Here is great example of what I was talking about as far as secular fundamentalists and religious fundamentalists taking the same approach in how they try to “ground” truth. Although the writers would not label themselves “fundamentalists,” but rather, “evangelicals,” here is an example, and one here, of people who also argue for a “correspondence” theory of truth who would come down on quite opposite sides as you Burk. I think this demonstrates my point rather well. Further, my point is that to oppose faith to reason is simply a modern fallacy. To say one is an “epistemic” catastrophe is simply to assert such from another faith-based philosophical position (philosophical naturalism), but one that is hidden under the cover of just “objectively” noting the “facts” and “evidence.” That game is over.
Beyond that, the explanation given of the role of “deep” philosophy shows, Burk, that you still do not quite understand the postmodern critique. The very process you describe is always already being undertaken from some philosophical viewpoint. You are trying to get behind the process where we find, incredibly, gee-wiz, the bedrock strata of your own (correspondence) philosophical position! How convenient!

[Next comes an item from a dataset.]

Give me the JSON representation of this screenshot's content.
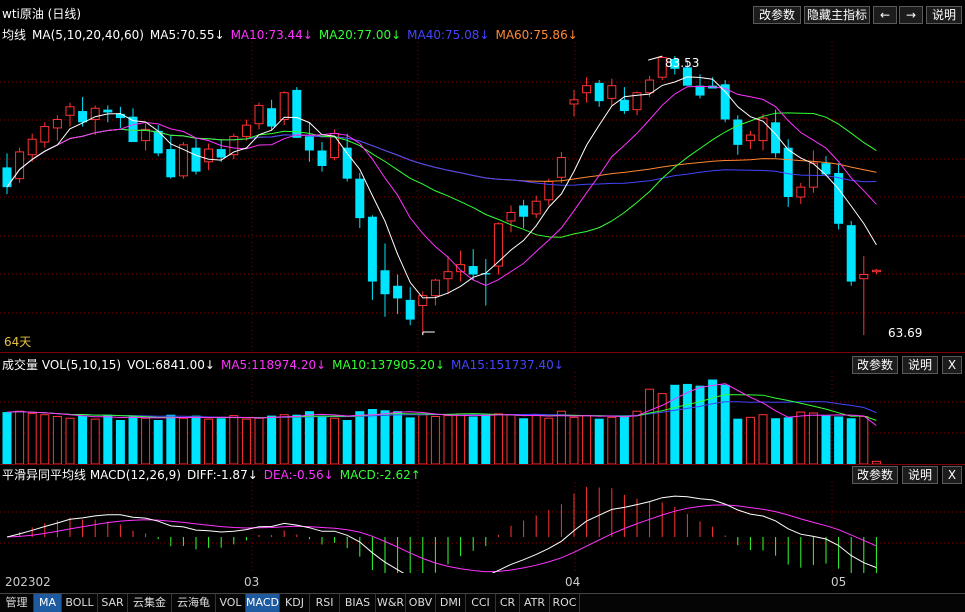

“My immediate question was more concrete, though- whether formal philosophy of today has anything to add to resolving the mind-body problem. Formal philosophy has the same tools it has had from time immemorial, which is to say, introspection and armchair cogitation.”
Here is just another perfect example of my initial critique. It is extremely difficult to have an intelligent conversation with anyone that has such a prejudicial and shallow view, especially when that person is making such statements from a philosophical viewpoint! Wow. Cheek, are you getting this?